Similarly, there is a need to have a monograph on Valmiki and Vyasa It is true that biographical material on these two supreme poets is scanty, and even mythological to some extent. But there could be monographs to review the thoughts and visions they have depicted in Ramayana and Mahabharata. The excellence of their poetry also needs to be brought out, and much of their wisdom can be counted in inspirational form. Much valuable material on these two poets is available in the writing of Sri Aurobindo (vide Vol. III of collected works of Sri Aurobindo) and this material can be profitably utilized for creating inspiring monographs on these two poets.
It is surprising that although Arjuna was the central figure of Mahabharata, there is no instructive or inspiring monograph on this great hero either. In contrast to Arjuna we have several monographs on Abhimanyu, and yet we do not get an adequate idea of the kind of training that he must have received so as to become a powerful hero who could fight all alone several champions of war, almost unarmed before he could be struck by deadly blows.
Similarly, one could think of monographs on many characters one could find in the Mahabharata and Ramayana who have not received much attention from the writers. We have only a few accounts of characters like Bheeshma and Draupadi and Karna. But this is not enough; much more needs to be written, and a greater effort of research needs to be undertaken for the benefit of the young people.
There is a vast ocean of Puranic literature, and although many stories which have been presented there are symbolic or mythological in character, they need to be re-written in such a manner that our young readers can respond to them suitably and can derive valuable lessons from them. There are also a number of legends like Vikramaditya and Bhoja, and these stories also need to be re-written so as to appeal to the taste and imagination of our modern young people.

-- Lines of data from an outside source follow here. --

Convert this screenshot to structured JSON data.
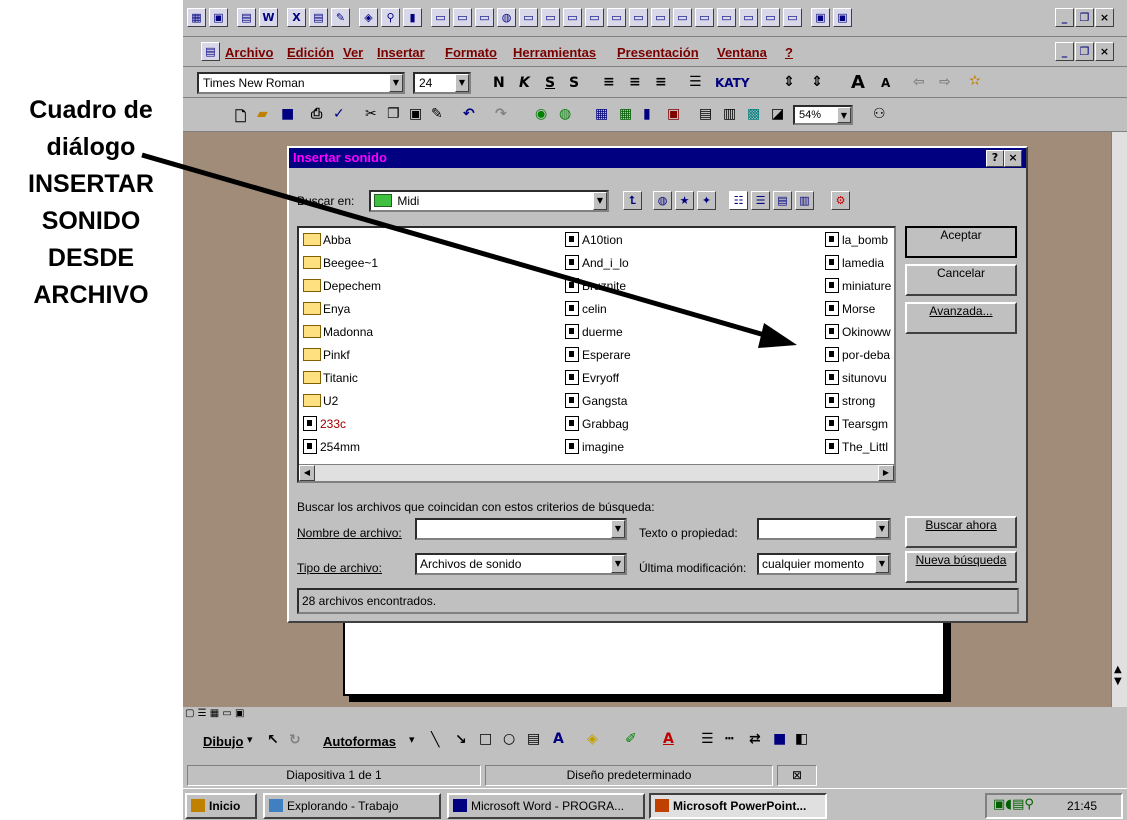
{
  "annotation": {
    "lines": [
      "Cuadro de",
      "diálogo",
      "INSERTAR",
      "SONIDO",
      "DESDE",
      "ARCHIVO"
    ]
  },
  "toolbar_top": {
    "icons": [
      "excel-icon",
      "save-icon",
      "doc-icon",
      "word-icon",
      "excel2-icon",
      "word2-icon",
      "draw-icon",
      "paint-icon",
      "find-icon",
      "chart-icon",
      "window-icon",
      "window-icon",
      "window-icon",
      "globe-icon",
      "window-icon",
      "window-icon",
      "window-icon",
      "window-icon",
      "window-icon",
      "window-icon",
      "window-icon",
      "window-icon",
      "window-icon",
      "window-icon",
      "window-icon",
      "window-icon",
      "window-icon",
      "app-icon",
      "app-icon"
    ]
  },
  "menu": {
    "items": [
      "Archivo",
      "Edición",
      "Ver",
      "Insertar",
      "Formato",
      "Herramientas",
      "Presentación",
      "Ventana",
      "?"
    ]
  },
  "format_toolbar": {
    "font": "Times New Roman",
    "size": "24",
    "bold": "N",
    "italic": "K",
    "underline": "S",
    "shadow": "S",
    "katy": "KATY"
  },
  "standard_toolbar": {
    "zoom": "54%"
  },
  "dialog": {
    "title": "Insertar sonido",
    "look_in_label": "Buscar en:",
    "look_in_value": "Midi",
    "files": [
      [
        "Abba",
        "Beegee~1",
        "Depechem",
        "Enya",
        "Madonna",
        "Pinkf",
        "Titanic",
        "U2",
        "233c",
        "254mm"
      ],
      [
        "A10tion",
        "And_i_lo",
        "Bruznite",
        "celin",
        "duerme",
        "Esperare",
        "Evryoff",
        "Gangsta",
        "Grabbag",
        "imagine"
      ],
      [
        "la_bomb",
        "lamedia",
        "miniature",
        "Morse",
        "Okinoww",
        "por-deba",
        "situnovu",
        "strong",
        "Tearsgm",
        "The_Littl"
      ]
    ],
    "buttons": {
      "accept": "Aceptar",
      "cancel": "Cancelar",
      "advanced": "Avanzada...",
      "search_now": "Buscar ahora",
      "new_search": "Nueva búsqueda"
    },
    "criteria_label": "Buscar los archivos que coincidan con estos criterios de búsqueda:",
    "filename_label": "Nombre de archivo:",
    "filename_value": "",
    "text_label": "Texto o propiedad:",
    "text_value": "",
    "filetype_label": "Tipo de archivo:",
    "filetype_value": "Archivos de sonido",
    "modified_label": "Última modificación:",
    "modified_value": "cualquier momento",
    "status": "28 archivos encontrados."
  },
  "drawing_toolbar": {
    "draw": "Dibujo",
    "autoshapes": "Autoformas"
  },
  "statusbar": {
    "slide": "Diapositiva 1 de 1",
    "design": "Diseño predeterminado"
  },
  "taskbar": {
    "start": "Inicio",
    "tasks": [
      "Explorando - Trabajo",
      "Microsoft Word - PROGRA...",
      "Microsoft PowerPoint..."
    ],
    "clock": "21:45"
  }
}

Of the great historical characters, we have four main characters: Rana Pratap, Akbar, Shivaji and Rani Lakshmi Bhai, who seem to be the favourites of our authors. But of many others, like Prithviraj Chauhan, we do not hear much although many of them are inspiring and their life stories can be very instructive.
In regard to the saints of India we have once again a very valuable book produced by Geeta Press namely Sant Ank, and I should like to present a list of names in regard to whom accounts have been given in this volume: Ramanujacharya, Shankaracharya, Madhavacharya, Samarth Ramdas, Ramkrishna Paramhansa, Sant Tukaram, Kamban, Tyagaraja and many others.
This list is formidable, but biographical accounts given in this book are not by and large inspiring. But the available material in this volume and further material that can be collected by fresh research can result in literature we need to create for our young people.
I need not labour on giving an account of a number of monographs that are available, but I should like to mention, that contributions have been made by Bharatiya Vidya Bhavan, National Book Trust, Children's Book Trust and Publication Division of Government of India. Rupa Publications are also note worthy, Motilal Banarasidas has also brought out valuable monographs and biographies and Raja Pocket Books also, which have brought out 20 — 30 monographs, some of which are truly inspiring. We need to be thankful to all of them, but we need to urge all of them and many other publishers, like Navjiwan Karyalaya, Shastri Sahitya and others to undertake a fresh project of producing monographs of very high quality — biographies which are not only informative but also analytical, interesting and pedagogically instructive. The theme of illumination, heroism and harmony should weave all these biographies so as to make of them a special category of inspiring works.